Not according to Ricky Flynt, alligator program coordinator for the Mississippi Department of Wildlife Fisheries and Parks.
"There are huge misperceptions about alligators," said Flynt. "It is largely caused by the drama of Hollywood and some TV shows."
Because of their size and appearance, alligators often have been portrayed as beasts lying in wait to sink their teeth into humans and dismember them with their jaws and the dreaded death roll, but Flynt said this just isn't reality.
Their diet largely consists of snakes, carp, gar, turtles and wading birds according to Flynt. Mammals such as beavers and hogs sometimes fall prey to the large lizards, but humans aren't on their preferred list.
"We have never documented a case of an alligator attack in Mississippi," said Flynt.
While there have been cases elsewhere, such as Florida, Flynt said the incidents generally occurred in areas where high densities of alligators met with high densities of humans and that increased the odds of conflict.
The lack of conflict between humans and alligators in most areas stems from the basic nature of alligators: They are shy. When they encounter people, Flynt said, "Their typical reaction is to submerge and go to a safe area or swim away."
Herpetologist Terry Vandeventer of the Living Reptile Museum agreed.
"Timid and retiring. That's how I consider them," said Vandeventer. "Alligators don't bother people.
"I've dealt with three species of cayman, one species of crocodile and one species of alligator, and I've never felt uncomfortable with any of them," said Vandeventer, who has traveled across the country and to foreign countries studying and interacting with herptiles.

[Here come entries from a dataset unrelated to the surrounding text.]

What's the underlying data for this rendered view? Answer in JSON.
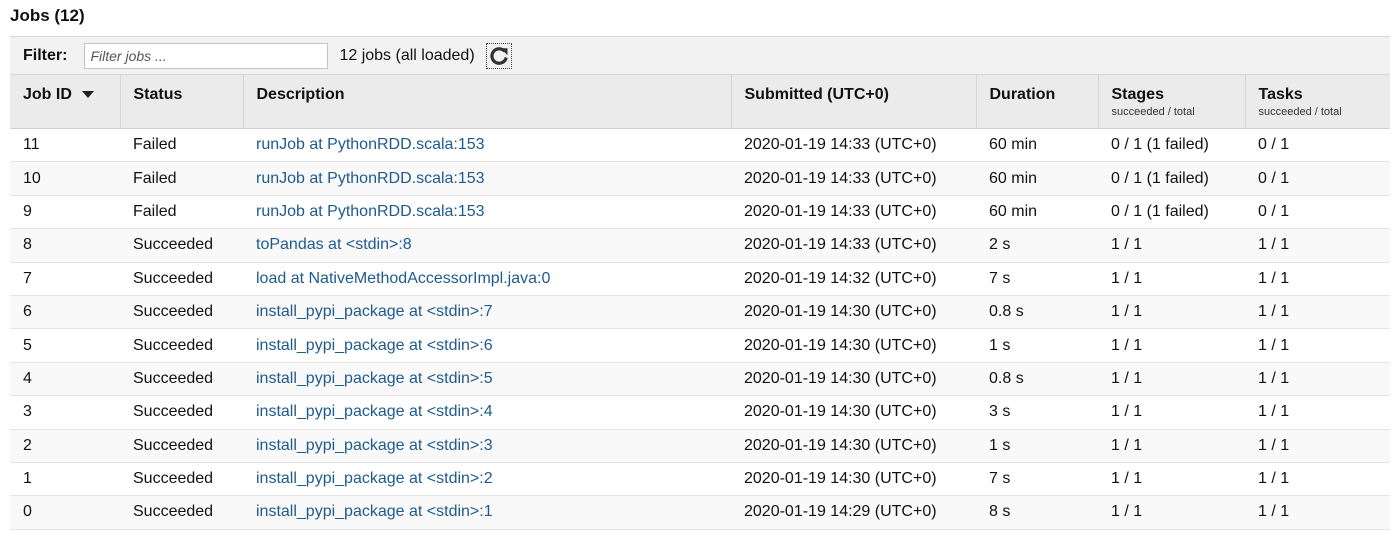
{
  "page": {
    "title": "Jobs (12)"
  },
  "filter": {
    "label": "Filter:",
    "placeholder": "Filter jobs ...",
    "value": "",
    "count_text": "12 jobs (all loaded)"
  },
  "table": {
    "headers": {
      "job_id": "Job ID",
      "status": "Status",
      "description": "Description",
      "submitted": "Submitted (UTC+0)",
      "duration": "Duration",
      "stages": "Stages",
      "stages_sub": "succeeded / total",
      "tasks": "Tasks",
      "tasks_sub": "succeeded / total"
    },
    "sort": {
      "column": "job_id",
      "direction": "descending"
    },
    "rows": [
      {
        "job_id": "11",
        "status": "Failed",
        "description": "runJob at PythonRDD.scala:153",
        "submitted": "2020-01-19 14:33 (UTC+0)",
        "duration": "60 min",
        "stages": "0 / 1 (1 failed)",
        "tasks": "0 / 1"
      },
      {
        "job_id": "10",
        "status": "Failed",
        "description": "runJob at PythonRDD.scala:153",
        "submitted": "2020-01-19 14:33 (UTC+0)",
        "duration": "60 min",
        "stages": "0 / 1 (1 failed)",
        "tasks": "0 / 1"
      },
      {
        "job_id": "9",
        "status": "Failed",
        "description": "runJob at PythonRDD.scala:153",
        "submitted": "2020-01-19 14:33 (UTC+0)",
        "duration": "60 min",
        "stages": "0 / 1 (1 failed)",
        "tasks": "0 / 1"
      },
      {
        "job_id": "8",
        "status": "Succeeded",
        "description": "toPandas at <stdin>:8",
        "submitted": "2020-01-19 14:33 (UTC+0)",
        "duration": "2 s",
        "stages": "1 / 1",
        "tasks": "1 / 1"
      },
      {
        "job_id": "7",
        "status": "Succeeded",
        "description": "load at NativeMethodAccessorImpl.java:0",
        "submitted": "2020-01-19 14:32 (UTC+0)",
        "duration": "7 s",
        "stages": "1 / 1",
        "tasks": "1 / 1"
      },
      {
        "job_id": "6",
        "status": "Succeeded",
        "description": "install_pypi_package at <stdin>:7",
        "submitted": "2020-01-19 14:30 (UTC+0)",
        "duration": "0.8 s",
        "stages": "1 / 1",
        "tasks": "1 / 1"
      },
      {
        "job_id": "5",
        "status": "Succeeded",
        "description": "install_pypi_package at <stdin>:6",
        "submitted": "2020-01-19 14:30 (UTC+0)",
        "duration": "1 s",
        "stages": "1 / 1",
        "tasks": "1 / 1"
      },
      {
        "job_id": "4",
        "status": "Succeeded",
        "description": "install_pypi_package at <stdin>:5",
        "submitted": "2020-01-19 14:30 (UTC+0)",
        "duration": "0.8 s",
        "stages": "1 / 1",
        "tasks": "1 / 1"
      },
      {
        "job_id": "3",
        "status": "Succeeded",
        "description": "install_pypi_package at <stdin>:4",
        "submitted": "2020-01-19 14:30 (UTC+0)",
        "duration": "3 s",
        "stages": "1 / 1",
        "tasks": "1 / 1"
      },
      {
        "job_id": "2",
        "status": "Succeeded",
        "description": "install_pypi_package at <stdin>:3",
        "submitted": "2020-01-19 14:30 (UTC+0)",
        "duration": "1 s",
        "stages": "1 / 1",
        "tasks": "1 / 1"
      },
      {
        "job_id": "1",
        "status": "Succeeded",
        "description": "install_pypi_package at <stdin>:2",
        "submitted": "2020-01-19 14:30 (UTC+0)",
        "duration": "7 s",
        "stages": "1 / 1",
        "tasks": "1 / 1"
      },
      {
        "job_id": "0",
        "status": "Succeeded",
        "description": "install_pypi_package at <stdin>:1",
        "submitted": "2020-01-19 14:29 (UTC+0)",
        "duration": "8 s",
        "stages": "1 / 1",
        "tasks": "1 / 1"
      }
    ]
  },
  "icons": {
    "refresh": "refresh-icon",
    "sort": "sort-descending-icon"
  }
}
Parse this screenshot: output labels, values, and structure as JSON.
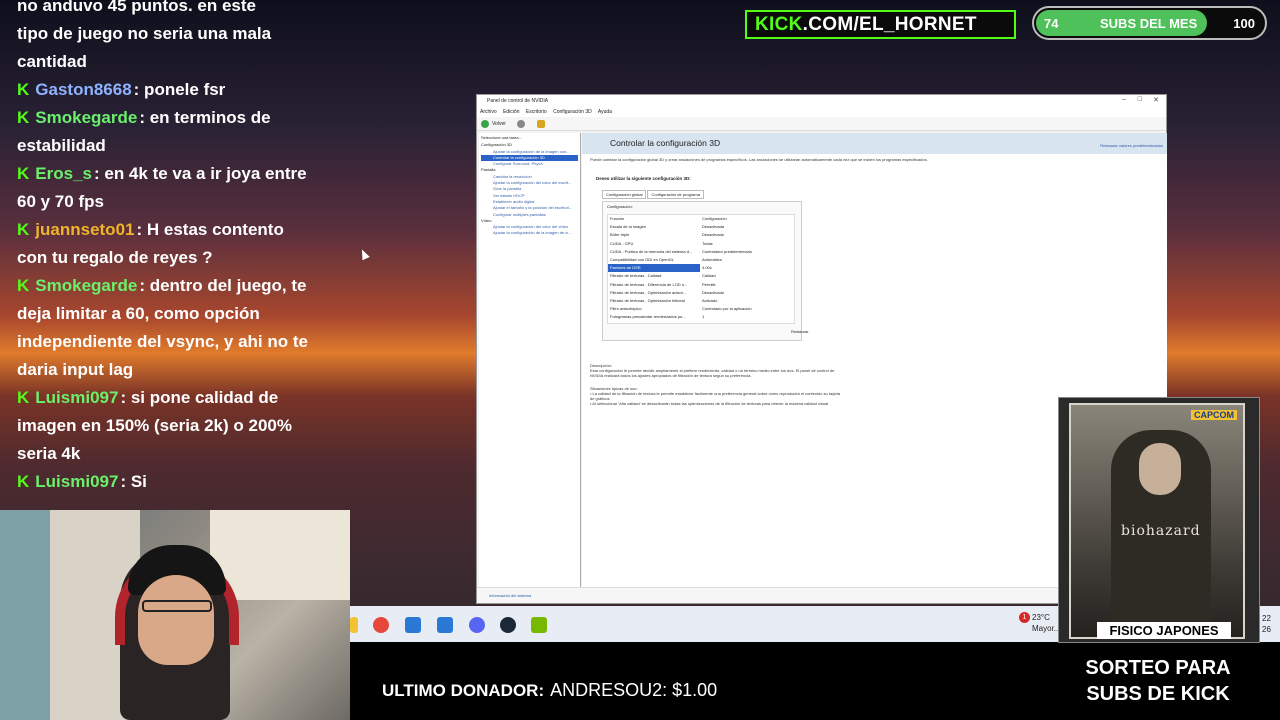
{
  "chat": [
    {
      "user": "",
      "text": "no anduvo 45 puntos. en este"
    },
    {
      "user": "",
      "text": "tipo de juego no seria una mala"
    },
    {
      "user": "",
      "text": "cantidad"
    },
    {
      "user": "Gaston8668",
      "color": "#8fb2ff",
      "text": ": ponele fsr"
    },
    {
      "user": "Smokegarde",
      "color": "#6bf06b",
      "text": ": en terminos de estabilidad"
    },
    {
      "user": "Eros_s",
      "color": "#6bf06b",
      "text": ": en 4k te va a ir joya entre 60 y 70 fps"
    },
    {
      "user": "juannseto01",
      "color": "#f0b429",
      "text": ": H estas contento con tu regalo de reyes ?"
    },
    {
      "user": "Smokegarde",
      "color": "#6bf06b",
      "text": ": dentro del juego, te deja limitar a 60, como opción independiente del vsync, y ahi no te daria input lag"
    },
    {
      "user": "Luismi097",
      "color": "#6bf06b",
      "text": ": si pone calidad de imagen en 150% (seria 2k) o 200% seria 4k"
    },
    {
      "user": "Luismi097",
      "color": "#6bf06b",
      "text": ": Si"
    }
  ],
  "kick_badge": "K",
  "kick_channel": {
    "prefix": "KICK",
    "rest": ".COM/EL_HORNET"
  },
  "subs_goal": {
    "current": "74",
    "label": "SUBS DEL MES",
    "goal": "100",
    "progress": 0.74
  },
  "window": {
    "title": "Panel de control de NVIDIA",
    "menu": [
      "Archivo",
      "Edición",
      "Escritorio",
      "Configuración 3D",
      "Ayuda"
    ],
    "back_label": "Volver",
    "tree_header": "Seleccione una tarea...",
    "tree": [
      {
        "label": "Configuración 3D",
        "type": "cat"
      },
      {
        "label": "Ajustar la configuración de la imagen con...",
        "type": "item"
      },
      {
        "label": "Controlar la configuración 3D",
        "type": "sel"
      },
      {
        "label": "Configurar Surround, PhysX",
        "type": "item"
      },
      {
        "label": "Pantalla",
        "type": "cat"
      },
      {
        "label": "Cambiar la resolución",
        "type": "item"
      },
      {
        "label": "Ajustar la configuración del color del escrit...",
        "type": "item"
      },
      {
        "label": "Girar la pantalla",
        "type": "item"
      },
      {
        "label": "Ver estado HDCP",
        "type": "item"
      },
      {
        "label": "Establecer audio digital",
        "type": "item"
      },
      {
        "label": "Ajustar el tamaño y la posición del escritori...",
        "type": "item"
      },
      {
        "label": "Configurar múltiples pantallas",
        "type": "item"
      },
      {
        "label": "Vídeo",
        "type": "cat"
      },
      {
        "label": "Ajustar la configuración del color del vídeo",
        "type": "item"
      },
      {
        "label": "Ajustar la configuración de la imagen de ví...",
        "type": "item"
      }
    ],
    "heading": "Controlar la configuración 3D",
    "restore_defaults": "Restaurar valores predeterminados",
    "description": "Puede cambiar la configuración global 3D y crear anulaciones de programas específicos. Las anulaciones se utilizarán automáticamente cada vez que se inicien los programas especificados.",
    "question": "Deseo utilizar la siguiente configuración 3D:",
    "tabs": [
      "Configuración global",
      "Configuración de programa"
    ],
    "config_label": "Configuración:",
    "rows": [
      {
        "f": "Función",
        "v": "Configuración"
      },
      {
        "f": "Escala de la imagen",
        "v": "Desactivada"
      },
      {
        "f": "Búfer triple",
        "v": "Desactivado"
      },
      {
        "f": "CUDA - GPU",
        "v": "Todas"
      },
      {
        "f": "CUDA - Política de la memoria del sistema d...",
        "v": "Controlador predeterminado"
      },
      {
        "f": "Compatibilidad con GDI en OpenGL",
        "v": "Automático"
      },
      {
        "f": "Factores de DSR",
        "v": "4.00x"
      },
      {
        "f": "Filtrado de texturas - Calidad",
        "v": "Calidad"
      },
      {
        "f": "Filtrado de texturas - Diferencia de LOD n...",
        "v": "Permitir"
      },
      {
        "f": "Filtrado de texturas - Optimización anisot...",
        "v": "Desactivado"
      },
      {
        "f": "Filtrado de texturas - Optimización trilineal",
        "v": "Activado"
      },
      {
        "f": "Filtro anisotrópico",
        "v": "Controlado por la aplicación"
      },
      {
        "f": "Fotogramas precalentar renderizados po...",
        "v": "1"
      }
    ],
    "selected_row": 6,
    "restaurar": "Restaurar",
    "desc_title": "Descripción:",
    "desc_text": "Esta configuración le permite decidir ampliamente si prefiere rendimiento, calidad o un término medio entre los dos. El panel de control de NVIDIA realizará todos los ajustes apropiados de filtración de textura según su preferencia.",
    "usage_title": "Situaciones típicas de uso:",
    "usage_1": "• La calidad de la filtración de textura le permite establecer fácilmente una preferencia general sobre cómo reproducirá el contenido su tarjeta de gráficos",
    "usage_2": "• Al seleccionar 'Alta calidad' se desactivarán todas las optimizaciones de la filtración de texturas para ofrecer la máxima calidad visual",
    "status_link": "Información del sistema"
  },
  "taskbar": {
    "temp": "23°C",
    "weather": "Mayor...",
    "notif": "1",
    "clock_top": "22",
    "clock_bottom": "26"
  },
  "donor": {
    "label": "ULTIMO DONADOR:",
    "value": "ANDRESOU2: $1.00"
  },
  "giveaway": {
    "capcom": "CAPCOM",
    "game": "biohazard",
    "tag": "FISICO JAPONES",
    "line1": "SORTEO PARA",
    "line2": "SUBS DE KICK"
  }
}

Flynt said some fishermen have encounters with gators that they perceive as aggressive behavior. The most common scenario he said he hears about is in the spring when alligators are basking in the sun. He said the back of an alligator acts as a solar panel to warm the cold-blooded reptile and sometimes they are reluctant to get back into the cool water and lose the heat that has been absorbed.
In these cases, the gator will wait until the last second to get back into the water, Flynt said, which sometimes leaves it heading toward the anglers, making them think it is coming to get them.
Another time fishermen may get the feeling a gator is being aggressive is when an uneducated juvenile approaches a boat out of curiosity or comes close to inspect the movement of a cork in the water.
With wild alligators that have not been conditioned by human interaction, like feeding, the only aggression is displayed by mama gators.
"That is about the only time we see natural aggression— when a female is protecting her nest," Flynt said.
He said when the mother feels her clutch of eggs is in danger she will hiss or otherwise become vocal and sometimes charge at the offender.
"It's kind of a bluff, but if you don't leave, she will come after you," said Flynt.
According to Flynt, the upper Pearl River above the Ross Barnett Reservoir is a prime example of how alligators, if respected and left alone, are typically not a threat to humans.
Despite its high population of alligators, Flynt said boaters, skiers, campers and swimmers spend tens of thousands of hours on the water and there has never been a conflict.